◆ Task
The answer must be the complete listing, reproduced exactly.

==*==

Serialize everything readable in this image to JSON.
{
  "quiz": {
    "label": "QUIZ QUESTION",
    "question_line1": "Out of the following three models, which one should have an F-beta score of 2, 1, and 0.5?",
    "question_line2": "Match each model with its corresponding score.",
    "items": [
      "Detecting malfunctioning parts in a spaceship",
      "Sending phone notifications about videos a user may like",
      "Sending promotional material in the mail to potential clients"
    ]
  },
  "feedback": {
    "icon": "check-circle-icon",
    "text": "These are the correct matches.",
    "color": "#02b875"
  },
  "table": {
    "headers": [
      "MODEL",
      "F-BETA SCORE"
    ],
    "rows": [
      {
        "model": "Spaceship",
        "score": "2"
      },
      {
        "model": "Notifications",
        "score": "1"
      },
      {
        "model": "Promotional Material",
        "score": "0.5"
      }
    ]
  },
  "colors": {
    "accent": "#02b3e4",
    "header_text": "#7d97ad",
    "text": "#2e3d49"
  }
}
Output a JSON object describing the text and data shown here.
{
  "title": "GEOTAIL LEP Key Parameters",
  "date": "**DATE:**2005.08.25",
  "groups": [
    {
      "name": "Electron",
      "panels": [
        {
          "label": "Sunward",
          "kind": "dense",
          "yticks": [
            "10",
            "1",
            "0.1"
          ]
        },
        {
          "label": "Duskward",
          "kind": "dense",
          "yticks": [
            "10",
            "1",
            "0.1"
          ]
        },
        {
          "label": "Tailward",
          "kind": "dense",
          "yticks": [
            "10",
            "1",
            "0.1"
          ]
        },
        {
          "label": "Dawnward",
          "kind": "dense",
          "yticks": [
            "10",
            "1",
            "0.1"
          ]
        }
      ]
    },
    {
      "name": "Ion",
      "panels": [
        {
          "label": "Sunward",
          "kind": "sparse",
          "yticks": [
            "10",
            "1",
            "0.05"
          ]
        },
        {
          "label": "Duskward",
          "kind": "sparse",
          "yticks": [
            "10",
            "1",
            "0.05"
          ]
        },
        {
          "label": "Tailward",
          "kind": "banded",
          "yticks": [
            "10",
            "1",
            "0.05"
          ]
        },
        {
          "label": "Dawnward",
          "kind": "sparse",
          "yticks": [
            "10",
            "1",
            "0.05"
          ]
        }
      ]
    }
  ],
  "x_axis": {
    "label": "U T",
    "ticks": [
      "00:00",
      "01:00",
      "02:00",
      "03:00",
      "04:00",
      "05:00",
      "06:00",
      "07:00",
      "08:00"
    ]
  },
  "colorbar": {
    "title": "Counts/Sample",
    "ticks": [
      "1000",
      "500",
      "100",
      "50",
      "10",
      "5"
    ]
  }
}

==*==

◆ Completed task
Serialize everything readable in this image to JSON.
{
  "quiz": {
    "label": "QUIZ QUESTION",
    "question_line1": "Out of the following three models, which one should have an F-beta score of 2, 1, and 0.5?",
    "question_line2": "Match each model with its corresponding score.",
    "items": [
      "Detecting malfunctioning parts in a spaceship",
      "Sending phone notifications about videos a user may like",
      "Sending promotional material in the mail to potential clients"
    ]
  },
  "feedback": {
    "icon": "check-circle-icon",
    "text": "These are the correct matches.",
    "color": "#02b875"
  },
  "table": {
    "headers": [
      "MODEL",
      "F-BETA SCORE"
    ],
    "rows": [
      {
        "model": "Spaceship",
        "score": "2"
      },
      {
        "model": "Notifications",
        "score": "1"
      },
      {
        "model": "Promotional Material",
        "score": "0.5"
      }
    ]
  },
  "colors": {
    "accent": "#02b3e4",
    "header_text": "#7d97ad",
    "text": "#2e3d49"
  }
}
Output a JSON object describing the text and data shown here.
{
  "title": "GEOTAIL LEP Key Parameters",
  "date": "**DATE:**2005.08.25",
  "groups": [
    {
      "name": "Electron",
      "panels": [
        {
          "label": "Sunward",
          "kind": "dense",
          "yticks": [
            "10",
            "1",
            "0.1"
          ]
        },
        {
          "label": "Duskward",
          "kind": "dense",
          "yticks": [
            "10",
            "1",
            "0.1"
          ]
        },
        {
          "label": "Tailward",
          "kind": "dense",
          "yticks": [
            "10",
            "1",
            "0.1"
          ]
        },
        {
          "label": "Dawnward",
          "kind": "dense",
          "yticks": [
            "10",
            "1",
            "0.1"
          ]
        }
      ]
    },
    {
      "name": "Ion",
      "panels": [
        {
          "label": "Sunward",
          "kind": "sparse",
          "yticks": [
            "10",
            "1",
            "0.05"
          ]
        },
        {
          "label": "Duskward",
          "kind": "sparse",
          "yticks": [
            "10",
            "1",
            "0.05"
          ]
        },
        {
          "label": "Tailward",
          "kind": "banded",
          "yticks": [
            "10",
            "1",
            "0.05"
          ]
        },
        {
          "label": "Dawnward",
          "kind": "sparse",
          "yticks": [
            "10",
            "1",
            "0.05"
          ]
        }
      ]
    }
  ],
  "x_axis": {
    "label": "U T",
    "ticks": [
      "00:00",
      "01:00",
      "02:00",
      "03:00",
      "04:00",
      "05:00",
      "06:00",
      "07:00",
      "08:00"
    ]
  },
  "colorbar": {
    "title": "Counts/Sample",
    "ticks": [
      "1000",
      "500",
      "100",
      "50",
      "10",
      "5"
    ]
  }
}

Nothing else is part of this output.